At the start of the meeting, Senate Judiciary chairman Dick Sears asked if gay marriage provides more specific legal benefits than Vermont's current system of Civil Unions.
That question was answered by former Shelburne Rep.Tom Little. He chaired the House Judiciary committee in 2000 when the Civil Union law was passed and most recently, he chaired a special commission on Family Recognition and Protection. Little said the answer is probably no:
(Little) "That is a Vermont same sex marriage could share many perhaps most of the deficiencies of a Vermont Civil Union considering the non recognition of both by federal law and by the laws of all but a handful of the states."
(Kinzel) But Little said a gay marriage law would provide certain intangible but important benefits that the Civil Union law, also known as Act 91, doesn't include:
(Little) "There may be no better evidence of a deficiency of Act 91 than the continuing debate over the ownership of the word marriage.
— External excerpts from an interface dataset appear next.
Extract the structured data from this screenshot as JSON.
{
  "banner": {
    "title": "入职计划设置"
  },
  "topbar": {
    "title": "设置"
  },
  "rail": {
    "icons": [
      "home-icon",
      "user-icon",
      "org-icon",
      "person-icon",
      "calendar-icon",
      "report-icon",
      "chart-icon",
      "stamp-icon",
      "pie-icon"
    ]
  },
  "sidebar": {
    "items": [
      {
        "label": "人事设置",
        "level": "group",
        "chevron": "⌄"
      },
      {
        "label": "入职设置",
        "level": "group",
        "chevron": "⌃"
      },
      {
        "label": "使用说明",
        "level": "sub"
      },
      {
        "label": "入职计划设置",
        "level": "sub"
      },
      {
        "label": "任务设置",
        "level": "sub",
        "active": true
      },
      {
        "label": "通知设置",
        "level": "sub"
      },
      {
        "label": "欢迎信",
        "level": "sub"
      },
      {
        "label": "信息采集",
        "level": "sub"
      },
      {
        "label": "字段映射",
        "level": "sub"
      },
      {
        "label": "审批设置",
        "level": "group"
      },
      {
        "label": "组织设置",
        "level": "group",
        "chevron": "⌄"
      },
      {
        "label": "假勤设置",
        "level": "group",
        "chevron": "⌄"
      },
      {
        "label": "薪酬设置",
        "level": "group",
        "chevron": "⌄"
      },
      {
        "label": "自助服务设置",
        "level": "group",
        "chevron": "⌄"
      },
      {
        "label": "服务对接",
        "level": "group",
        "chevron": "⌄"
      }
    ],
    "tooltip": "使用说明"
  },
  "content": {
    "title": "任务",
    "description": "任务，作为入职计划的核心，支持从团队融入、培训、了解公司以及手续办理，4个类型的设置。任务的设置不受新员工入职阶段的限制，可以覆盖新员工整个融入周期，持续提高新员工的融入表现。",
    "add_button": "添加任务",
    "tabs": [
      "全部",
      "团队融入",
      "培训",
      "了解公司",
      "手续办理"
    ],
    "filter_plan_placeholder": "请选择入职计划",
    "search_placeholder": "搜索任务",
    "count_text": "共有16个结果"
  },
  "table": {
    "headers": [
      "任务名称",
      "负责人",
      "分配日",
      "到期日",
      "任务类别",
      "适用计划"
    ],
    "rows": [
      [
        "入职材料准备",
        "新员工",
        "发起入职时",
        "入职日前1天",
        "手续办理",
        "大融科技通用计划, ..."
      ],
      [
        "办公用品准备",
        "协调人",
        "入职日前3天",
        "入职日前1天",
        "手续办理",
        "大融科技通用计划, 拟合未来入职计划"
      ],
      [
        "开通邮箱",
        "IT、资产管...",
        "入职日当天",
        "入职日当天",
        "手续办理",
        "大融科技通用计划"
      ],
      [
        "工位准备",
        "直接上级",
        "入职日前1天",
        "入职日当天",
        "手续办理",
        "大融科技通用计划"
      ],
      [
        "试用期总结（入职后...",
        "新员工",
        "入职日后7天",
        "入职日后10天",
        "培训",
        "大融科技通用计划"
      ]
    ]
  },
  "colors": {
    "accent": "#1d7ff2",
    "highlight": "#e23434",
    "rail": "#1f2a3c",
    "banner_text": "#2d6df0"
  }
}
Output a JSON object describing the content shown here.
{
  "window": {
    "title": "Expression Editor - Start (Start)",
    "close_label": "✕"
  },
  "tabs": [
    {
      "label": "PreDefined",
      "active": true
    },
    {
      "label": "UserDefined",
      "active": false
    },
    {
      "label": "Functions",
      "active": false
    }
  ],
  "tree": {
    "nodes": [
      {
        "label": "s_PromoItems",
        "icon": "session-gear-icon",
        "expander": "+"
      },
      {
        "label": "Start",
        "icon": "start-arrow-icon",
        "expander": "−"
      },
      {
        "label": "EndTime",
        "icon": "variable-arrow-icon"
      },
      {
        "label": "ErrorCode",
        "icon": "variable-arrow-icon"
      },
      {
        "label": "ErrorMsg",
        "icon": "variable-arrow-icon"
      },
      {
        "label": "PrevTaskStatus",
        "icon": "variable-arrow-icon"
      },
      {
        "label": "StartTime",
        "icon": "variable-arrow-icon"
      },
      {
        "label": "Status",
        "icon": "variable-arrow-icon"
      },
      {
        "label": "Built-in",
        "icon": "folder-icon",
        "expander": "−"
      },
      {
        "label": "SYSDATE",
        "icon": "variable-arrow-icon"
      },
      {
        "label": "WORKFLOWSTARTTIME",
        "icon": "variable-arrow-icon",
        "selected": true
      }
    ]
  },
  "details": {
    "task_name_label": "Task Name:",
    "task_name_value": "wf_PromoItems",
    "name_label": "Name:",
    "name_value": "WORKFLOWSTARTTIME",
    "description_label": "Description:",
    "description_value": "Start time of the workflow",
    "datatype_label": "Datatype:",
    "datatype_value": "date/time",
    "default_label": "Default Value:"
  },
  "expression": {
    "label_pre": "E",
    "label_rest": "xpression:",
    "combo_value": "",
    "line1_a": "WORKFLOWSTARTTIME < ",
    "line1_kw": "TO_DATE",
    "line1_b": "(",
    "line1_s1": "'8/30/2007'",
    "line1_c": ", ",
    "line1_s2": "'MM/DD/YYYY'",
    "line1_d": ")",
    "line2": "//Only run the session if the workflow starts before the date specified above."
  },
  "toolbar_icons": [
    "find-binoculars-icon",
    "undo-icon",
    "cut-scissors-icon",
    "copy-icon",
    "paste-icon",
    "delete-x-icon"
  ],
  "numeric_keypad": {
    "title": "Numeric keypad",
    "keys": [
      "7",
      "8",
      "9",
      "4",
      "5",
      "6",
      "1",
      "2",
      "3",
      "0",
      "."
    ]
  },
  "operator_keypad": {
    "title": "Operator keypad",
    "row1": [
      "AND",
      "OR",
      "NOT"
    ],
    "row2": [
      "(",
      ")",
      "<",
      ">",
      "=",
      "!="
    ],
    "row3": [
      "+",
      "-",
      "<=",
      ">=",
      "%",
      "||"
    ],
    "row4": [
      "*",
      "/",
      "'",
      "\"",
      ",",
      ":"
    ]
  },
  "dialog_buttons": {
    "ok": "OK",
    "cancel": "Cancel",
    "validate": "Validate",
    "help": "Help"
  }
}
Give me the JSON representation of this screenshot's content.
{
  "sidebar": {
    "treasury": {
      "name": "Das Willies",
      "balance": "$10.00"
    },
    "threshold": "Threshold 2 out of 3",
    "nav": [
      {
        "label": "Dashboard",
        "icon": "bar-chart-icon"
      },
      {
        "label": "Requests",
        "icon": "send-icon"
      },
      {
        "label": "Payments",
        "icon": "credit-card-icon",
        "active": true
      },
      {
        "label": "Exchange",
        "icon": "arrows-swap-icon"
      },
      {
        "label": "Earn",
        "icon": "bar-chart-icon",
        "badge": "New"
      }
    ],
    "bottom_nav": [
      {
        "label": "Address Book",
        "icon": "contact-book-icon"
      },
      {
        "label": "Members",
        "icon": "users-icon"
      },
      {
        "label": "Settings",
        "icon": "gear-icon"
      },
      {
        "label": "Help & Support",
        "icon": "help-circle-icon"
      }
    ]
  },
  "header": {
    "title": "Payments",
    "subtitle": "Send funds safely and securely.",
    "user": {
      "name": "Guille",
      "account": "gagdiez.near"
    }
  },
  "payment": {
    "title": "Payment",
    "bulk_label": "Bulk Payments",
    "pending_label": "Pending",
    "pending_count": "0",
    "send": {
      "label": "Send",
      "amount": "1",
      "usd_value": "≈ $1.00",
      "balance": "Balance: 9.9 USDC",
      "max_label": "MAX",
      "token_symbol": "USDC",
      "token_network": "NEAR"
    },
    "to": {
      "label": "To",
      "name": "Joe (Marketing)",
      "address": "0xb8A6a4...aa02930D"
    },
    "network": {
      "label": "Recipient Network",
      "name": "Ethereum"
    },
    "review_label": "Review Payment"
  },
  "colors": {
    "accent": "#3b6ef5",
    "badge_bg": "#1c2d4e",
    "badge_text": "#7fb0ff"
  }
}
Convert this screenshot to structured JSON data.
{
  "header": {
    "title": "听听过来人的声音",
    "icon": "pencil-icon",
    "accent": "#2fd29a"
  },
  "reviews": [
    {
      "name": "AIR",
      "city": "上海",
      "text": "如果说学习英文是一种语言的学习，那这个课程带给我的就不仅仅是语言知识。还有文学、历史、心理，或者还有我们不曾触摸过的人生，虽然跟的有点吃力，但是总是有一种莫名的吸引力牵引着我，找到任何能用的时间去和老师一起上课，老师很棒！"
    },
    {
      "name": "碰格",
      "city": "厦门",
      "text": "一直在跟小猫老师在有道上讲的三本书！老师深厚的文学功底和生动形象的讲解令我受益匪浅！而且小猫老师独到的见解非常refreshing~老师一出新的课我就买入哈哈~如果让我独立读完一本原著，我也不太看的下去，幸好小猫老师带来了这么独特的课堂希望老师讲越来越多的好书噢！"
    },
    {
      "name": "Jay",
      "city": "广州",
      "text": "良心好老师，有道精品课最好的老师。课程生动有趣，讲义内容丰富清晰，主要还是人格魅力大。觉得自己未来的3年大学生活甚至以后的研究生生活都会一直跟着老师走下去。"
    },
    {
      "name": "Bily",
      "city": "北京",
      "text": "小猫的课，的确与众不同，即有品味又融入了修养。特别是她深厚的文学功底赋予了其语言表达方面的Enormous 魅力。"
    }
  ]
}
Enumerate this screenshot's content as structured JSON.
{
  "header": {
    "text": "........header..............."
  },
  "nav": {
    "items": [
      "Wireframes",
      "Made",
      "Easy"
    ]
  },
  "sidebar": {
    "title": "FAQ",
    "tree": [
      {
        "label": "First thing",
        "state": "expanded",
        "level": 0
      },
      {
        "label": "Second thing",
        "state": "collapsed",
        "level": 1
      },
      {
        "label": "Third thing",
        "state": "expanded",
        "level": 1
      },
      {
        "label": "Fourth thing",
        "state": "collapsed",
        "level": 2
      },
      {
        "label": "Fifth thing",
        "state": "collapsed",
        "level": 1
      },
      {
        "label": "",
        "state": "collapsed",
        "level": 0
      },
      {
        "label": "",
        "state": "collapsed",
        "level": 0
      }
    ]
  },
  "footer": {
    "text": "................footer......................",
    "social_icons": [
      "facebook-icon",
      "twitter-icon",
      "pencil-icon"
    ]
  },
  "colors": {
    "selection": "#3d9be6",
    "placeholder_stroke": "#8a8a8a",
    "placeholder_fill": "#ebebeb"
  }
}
Marriage carries the benefits and burdens of thousands of years of human experience unique to a male female social institution the testimony underscored why lesbian and gay couples desire access to the word marriage it's current and historical meaning significance in how they and their supporters believe that access to it is their constitutional right."
(Kinzel) Greg Johnson is a professor at Vermont Law School who urged lawmakers to pass the Civil Union law in 2000. He says he no longer believes that the "separate but equal" approach of the law is good public policy:
(Johnson) "The question is still an open one here in Vermont since it's not one that the Vermont Supreme Court had to deal with however since Baker a clear trend has been to find that a separate system of Civil Union is unequal and discriminatory the Massachusetts Supreme Judicial court certainly thought the word marriage matters the Court cited Brown vs. Board of Education said flatly that separate is not equal."
(Kinzel) The committee will continue to take testimony all week and senator Sears says he hopes his panel will vote on the bill on Friday.
For VPR News, I'm Bob Kinzel in Montpelier.